Here's how Hako works. To archive the currently opened web page, select the title and click on the Hako bookmarklet. This sends the URL and the title of the page to the Hako PHP page that passes the received values to monolith. The latter then saves the page using the title as its file name. The very same page also shows a list of all archived pages. So it also acts as a no-frills read-it-later tool. That's all there is to it, really.
To deploy Hako on your machine, you need to install monolith first. This can be done using the following commands (note that this installs the x86_64 version of monolith and it uses the curl and jq tools).
curl -s https://api.github.com/repos/Y2Z/monolith/releases/latest | jq -r ".assets | select(.name | contains(\"x86_64\")) | .browser_download_url" | wget -i - sudo mv monolith-gnu-linux-x86_64 /usr/local/bin/monolith sudo chown root:root /usr/local/bin/monolith sudo chmod 755 /usr/local/bin/monolith
Install PHP as well as the
php-mbstring packages on your system. To do this on Debian and Ubuntu-based systems, run the
sudo apt install php php-xml php-mbstring command. Clone then the project's Git repository using the
git clone https://github.com/dmpop/hako.git command. Switch to the resulting hako directory, open the index.php file for editing, and replace the default value of the
$KEY variable with the desired password. Save the changes and start the PHP server using the
php -S 0.0.0.0:3000 command.
Next, add the following bookmarklet to the Bookmark toolbar of your browser (replace 127.0.0.1 with the actual IP address of the machine running Hako and
secret with the string that matches the value of the
$KEY variable in the hako/index.php file):
Now navigate to the page you want to archive, select the title, and click on the Hako bookmarklet. If the page has been archived successfully, you should see it in the list of saved pages.
If everything works properly, you might want to create a system service to start Hako automatically. Run the
sudo nano /etc/systemd/system/hako.service command and add the following definition (replace /path/to/hako with the actual path to the hako directory):
[Unit] Description=Hako Wants=syslog.service [Service] Restart=always ExecStart=/usr/bin/php -S 0.0.0.0:3000 -t /path/to/hako ExecStop=/usr/bin/kill -HUP $MAINPID [Install] WantedBy=multi-user.target

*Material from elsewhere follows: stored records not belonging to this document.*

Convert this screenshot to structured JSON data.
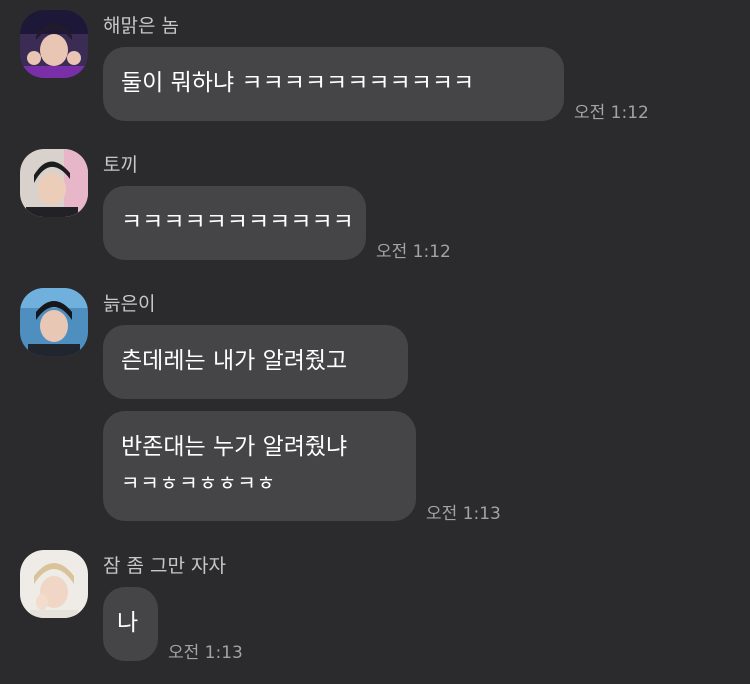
{
  "messages": [
    {
      "sender": "해맑은 놈",
      "avatar_icon": "avatar-purple-headband",
      "bubbles": [
        {
          "lines": [
            "둘이 뭐하냐 ㅋㅋㅋㅋㅋㅋㅋㅋㅋㅋㅋ"
          ]
        }
      ],
      "time": "오전 1:12"
    },
    {
      "sender": "토끼",
      "avatar_icon": "avatar-dark-hair",
      "bubbles": [
        {
          "lines": [
            "ㅋㅋㅋㅋㅋㅋㅋㅋㅋㅋㅋ"
          ]
        }
      ],
      "time": "오전 1:12"
    },
    {
      "sender": "늙은이",
      "avatar_icon": "avatar-blue-background",
      "bubbles": [
        {
          "lines": [
            "츤데레는 내가 알려줬고"
          ]
        },
        {
          "lines": [
            "반존대는 누가 알려줬냐",
            "ㅋㅋㅎㅋㅎㅎㅋㅎ"
          ]
        }
      ],
      "time": "오전 1:13"
    },
    {
      "sender": "잠 좀 그만 자자",
      "avatar_icon": "avatar-blonde-hair",
      "bubbles": [
        {
          "lines": [
            "나"
          ]
        }
      ],
      "time": "오전 1:13"
    }
  ],
  "colors": {
    "background": "#2b2b2d",
    "bubble": "#454548",
    "sender_text": "#c7c7c9",
    "time_text": "#a3a3a6"
  }
}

Enable and start the service:
sudo systemctl enable hako.service sudo systemctl start hako.service
Keep in mind that Hako is a very simple tool with its fair share of shortcomings. It doesn't provide any feedback, so the only indication that an archival action has been completed successfully is a created HTML file.
Anyone with the Hako bookmarklet (or basic knowledge of creating HTTP requests) and IP address of your Hako instance can archive pages on your server. The web UI just lists the saved files, and that's all. And since there is no password protection, all the saved web pages are publicly accessible. I run Hako on a local server that is not exposed to the outside world, and I manage saved pages using standard Linux tools. I recommend you do the same.
keyvalue in the bookmarklet matches the value of the
$KEYvariable in the index.php file.